Medicaid (the medical insurance program for the poor) would be cut by $880 billion over the next 10 years. That reverses the tax increase levied on the wealthy to pay for the Medicaid expansion under Obamacare, and the CBO estimates that Trumpcare will result in 14 million poor people losing Medicaid over the next 10 years. 14 million people.
I’ve been happily paying higher taxes without complaint for years so that my income could subsidize health insurance for people who couldn’t afford it – like friends and former coworkers who had been out of work and either had to self-insure for an insane amount of money or go without insurance and pray they didn’t get sick. It was the moral thing to do in 2013, and it still is. Continue reading →
There’s much to like about Bernie Sanders, but can he really help us kick the war habit?
Occupy Democrats and US Uncut have a handy macro going around that highlights Bernie’s 11 point economic agenda. It’s big. It’s important. It’s to be lauded. And if we’re not to have Bernie, it’s to be emulated. But we’ve also seen the devastating effect war has had on our economy, to say nothing of the lives lost to our wayward military adventurism. Below you’ll find my own reasons for supporting this 11-point economic plan as well as some serious consideration of his missing 12th point. Continue reading →
Republican assaults on social service programs have finally yielded some significant advances, with the Obama Administration offering to push the eligibility age for Medicare up from age 65 to 67. Also, as part of a bargain to raise the debt ceiling, the administration offered to dial down cost-of-living increases in Social Security benefits.
But it’s Medicaid, which, as the health provider of last resort for the most vulnerable segment of society, has long been a tempting target for Republicans. To remind the young, to whom Medicaid and Medicare tend to blend together, up to speed, the former is a program jointly funded by the state and federal governments that pays for medical care for those who can’t afford it. Continue reading →
The accessing of private passport-based travel data of all three Presidential candidates by contractors working for the State Department has finally galvanized Capitol Hill to address the issue of privacy–something we’ve been begging them to do for years. Ron Wyden sums it up succinctly:
“The Government Accountability Office has been warning about this problem for a decade. And it seems to me in this administration, there’s been pretty much a culture of disregard for privacy, and that’s part of the problem,” he said.
Wyden may have been referring to a 2006 report from the GAO documenting the lack of oversight in sharing Social Security Numbers with contractors working for various federal agencies, including the IRS and the FBI, as well as within the private sector. It is but one of many reports the investigative agency has issued documenting the serious vulnerabilities our government’s mad drive to outsource its functions to the private sector has wrought–but it’s only the tip of the iceberg.

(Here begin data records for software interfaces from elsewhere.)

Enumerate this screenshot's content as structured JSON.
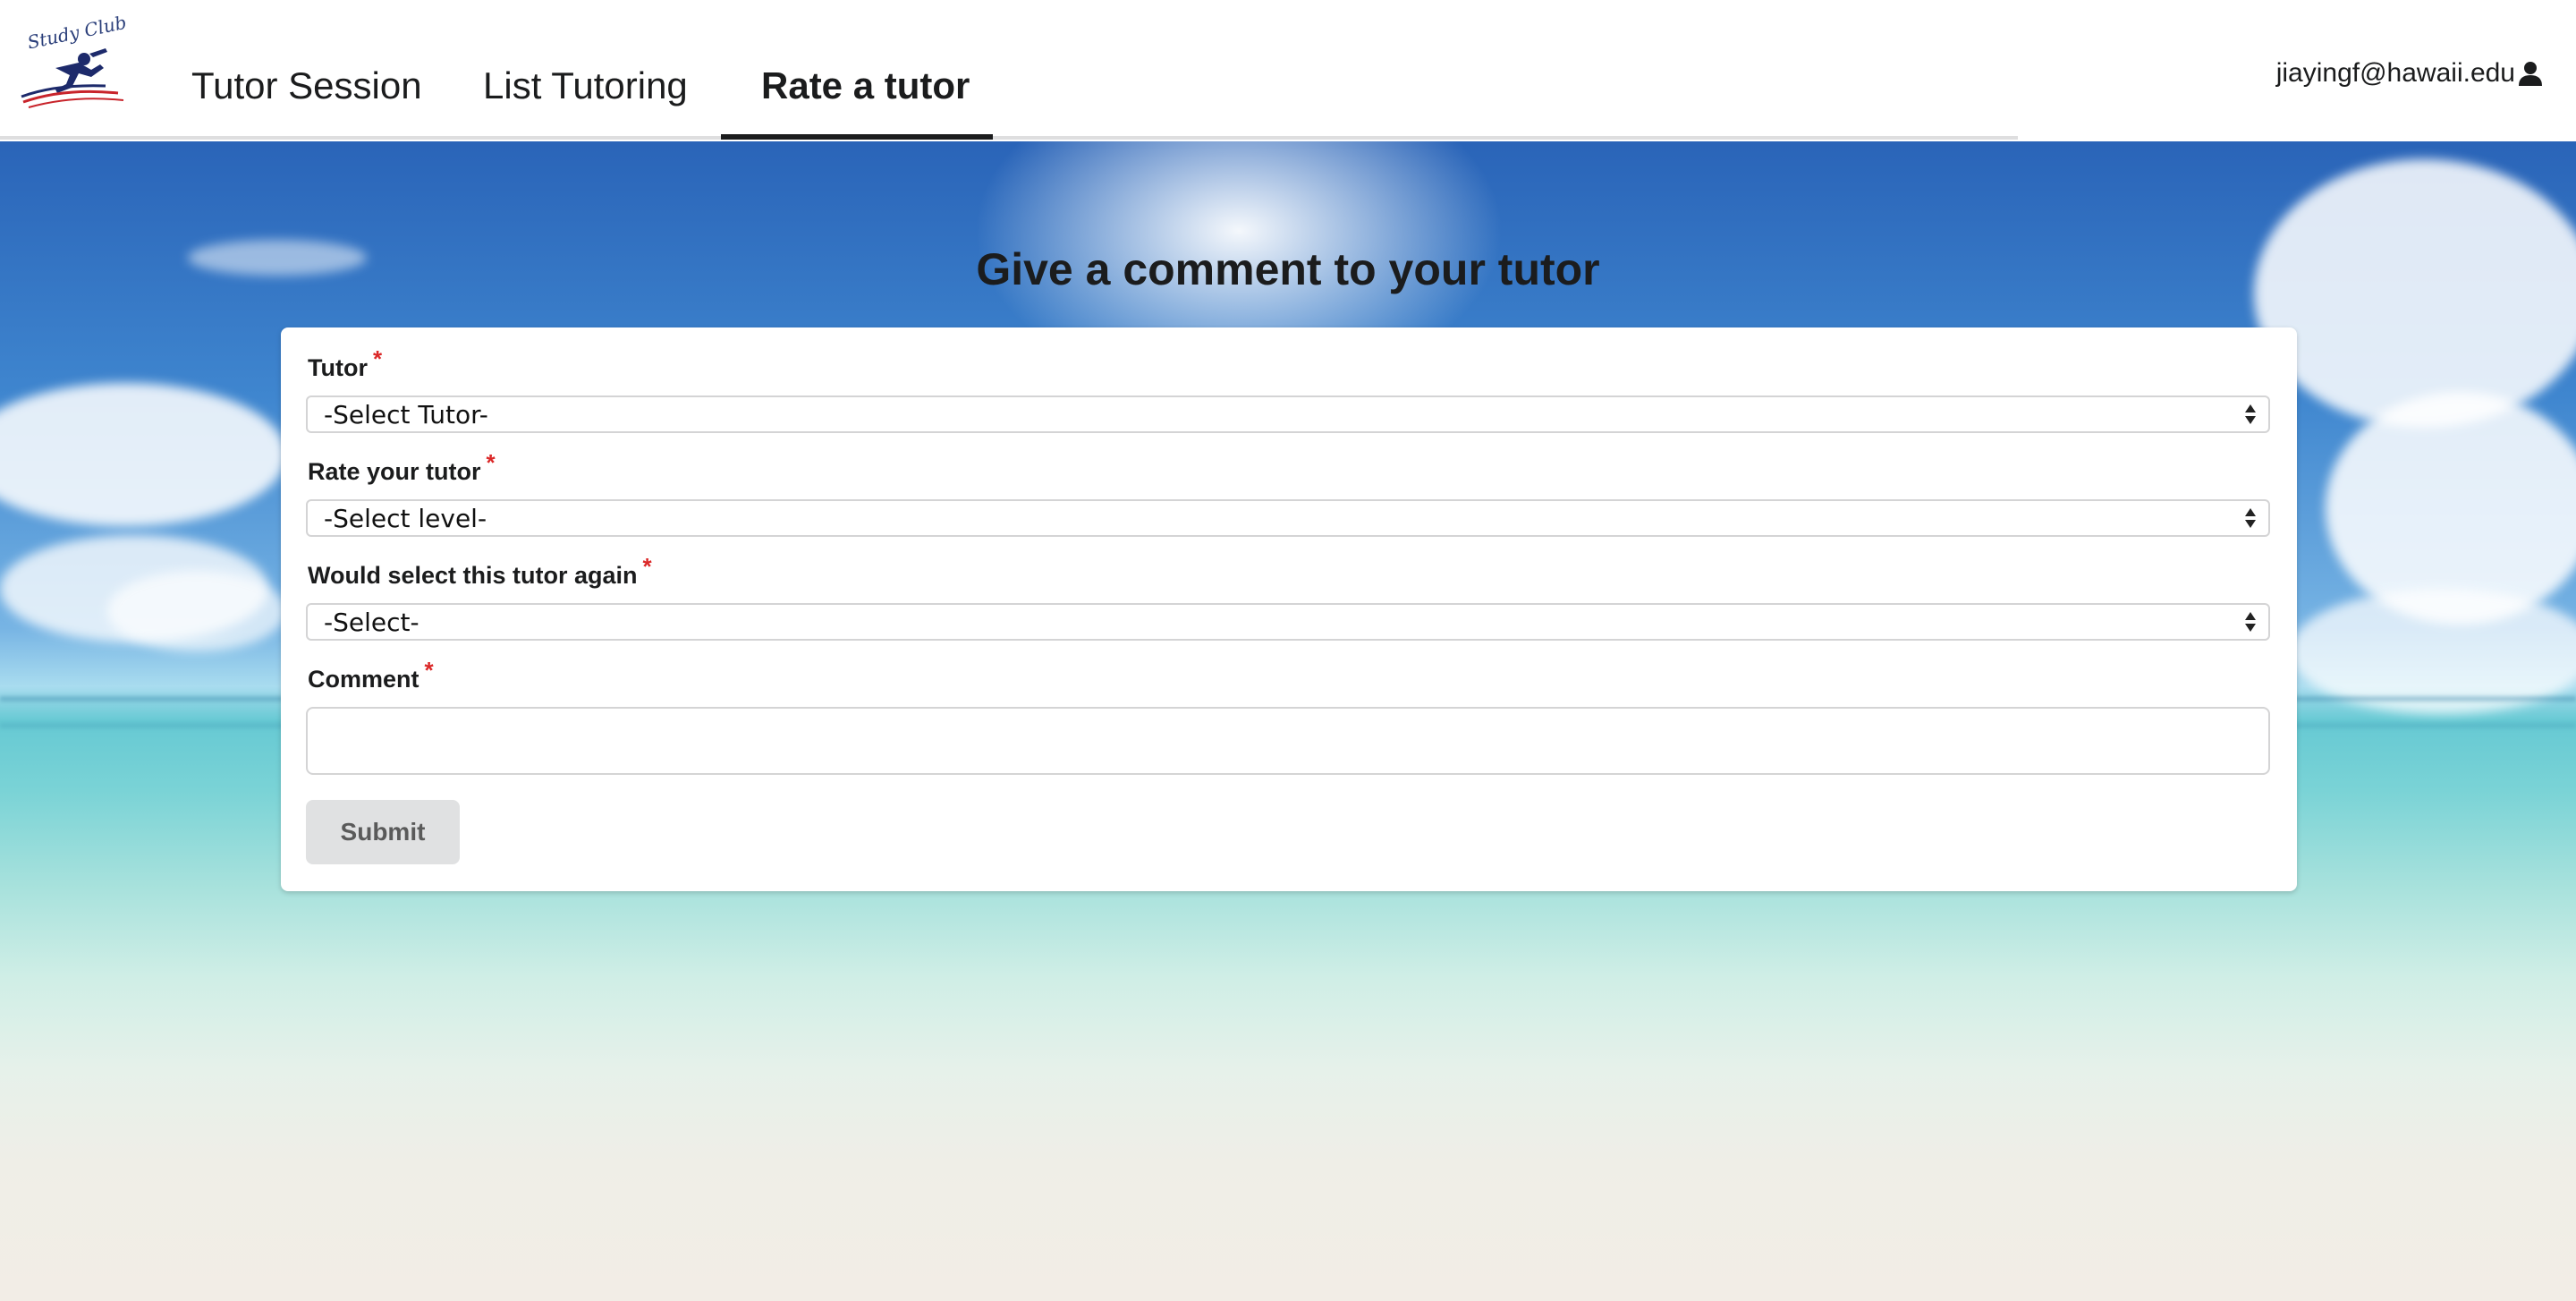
{
  "brand": {
    "logo_text": "Study Club",
    "logo_icon": "graduate-runner-logo"
  },
  "nav": {
    "items": [
      {
        "label": "Tutor Session",
        "active": false
      },
      {
        "label": "List Tutoring",
        "active": false
      },
      {
        "label": "Rate a tutor",
        "active": true
      }
    ],
    "user_email": "jiayingf@hawaii.edu",
    "user_icon": "user-icon"
  },
  "page": {
    "title": "Give a comment to your tutor"
  },
  "form": {
    "fields": [
      {
        "label": "Tutor",
        "required_mark": "*",
        "value": "-Select Tutor-",
        "icon": "select-arrows-icon"
      },
      {
        "label": "Rate your tutor",
        "required_mark": "*",
        "value": "-Select level-",
        "icon": "select-arrows-icon"
      },
      {
        "label": "Would select this tutor again",
        "required_mark": "*",
        "value": "-Select-",
        "icon": "select-arrows-icon"
      }
    ],
    "comment": {
      "label": "Comment",
      "required_mark": "*",
      "value": ""
    },
    "submit_label": "Submit"
  },
  "colors": {
    "required": "#db2828",
    "button_bg": "#e0e1e2",
    "nav_active": "#1b1c1d"
  }
}
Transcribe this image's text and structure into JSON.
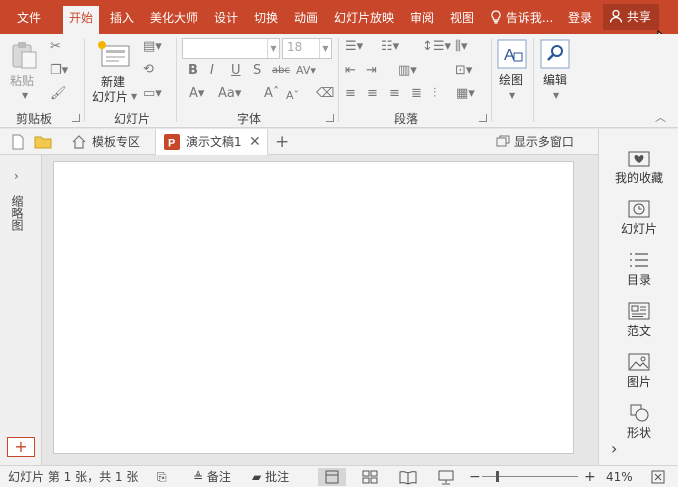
{
  "menu": {
    "items": [
      "文件",
      "开始",
      "插入",
      "美化大师",
      "设计",
      "切换",
      "动画",
      "幻灯片放映",
      "审阅",
      "视图"
    ],
    "active": "开始",
    "tell_me": "告诉我...",
    "login": "登录",
    "share": "共享"
  },
  "ribbon": {
    "clipboard": {
      "paste": "粘贴",
      "label": "剪贴板"
    },
    "slides": {
      "new_slide": "新建",
      "new_slide_2": "幻灯片",
      "label": "幻灯片"
    },
    "font": {
      "font_size": "18",
      "label": "字体"
    },
    "paragraph": {
      "label": "段落"
    },
    "drawing": {
      "label": "绘图"
    },
    "editing": {
      "label": "编辑"
    }
  },
  "tabs": {
    "template_zone": "模板专区",
    "document": "演示文稿1",
    "show_multi_window": "显示多窗口"
  },
  "left_panel": {
    "label": "缩略图"
  },
  "right_panel": {
    "items": [
      {
        "label": "我的收藏",
        "icon": "heart-box-icon"
      },
      {
        "label": "幻灯片",
        "icon": "clock-box-icon"
      },
      {
        "label": "目录",
        "icon": "list-icon"
      },
      {
        "label": "范文",
        "icon": "document-template-icon"
      },
      {
        "label": "图片",
        "icon": "image-icon"
      },
      {
        "label": "形状",
        "icon": "shapes-icon"
      }
    ]
  },
  "status": {
    "slide_info": "幻灯片 第 1 张，共 1 张",
    "notes": "备注",
    "comments": "批注",
    "zoom": "41%",
    "zoom_level": 0.41
  },
  "colors": {
    "accent": "#c8472b",
    "share_bg": "#a83a22",
    "ribbon_bg": "#f3f3f3"
  }
}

Continue reading →
Probably every candidate who has ever run for President has claimed to be running to improve the future. This is especially true about this election cycle because so much has gone horribly wrong over the last eight years. The idea that our children should have better lives than we ourselves have is part of the American mythos. Unfortunately, Robert J. Samuelson of the Washington Post points out in today’s commentary (Promises They Can’t Keep) that the candidates in this election are talking the talk, but singularly failing to walk this particular walk. The reason? Not a single electable candidate has proposed any solution to the coming tax increases and/or budget cuts. Continue reading →
Tour-Bluets – Flux tower on a recently harvest boreal black spruce site with lowbush blueberry ground cover, Chibougamau, Quebec. Photo credit: Onil Bergeron
Last week also saw some unfortunate news for the “carbon dioxide (CO2) will boost plant growth” denier crowd. According to the Global Carbon Project, an international scientific organization working “to develop a complete picture of the global carbon cycle, including both its biophysical and human dimensions together with the interactions and feedbacks between them,” the forests of North America are not sequestering as much CO2 as expected. Forests sequester CO2 in the spring, but release it via decay in the autumn. Warmer springs means more CO2 absorption by the forests, but warmer autumns means more decay as well. And according to the study’s authors, autumns have warmed more than springs over the last 20 years or so, leading to approximately 90% of all sequestered CO2 from the spring being re-released back into the atmosphere in the autumn. And they expect that, if autumns continue to warm faster than springs, the emission of CO2 from the forests may balance or even ultimately exceed their sequestering ability. Continue reading →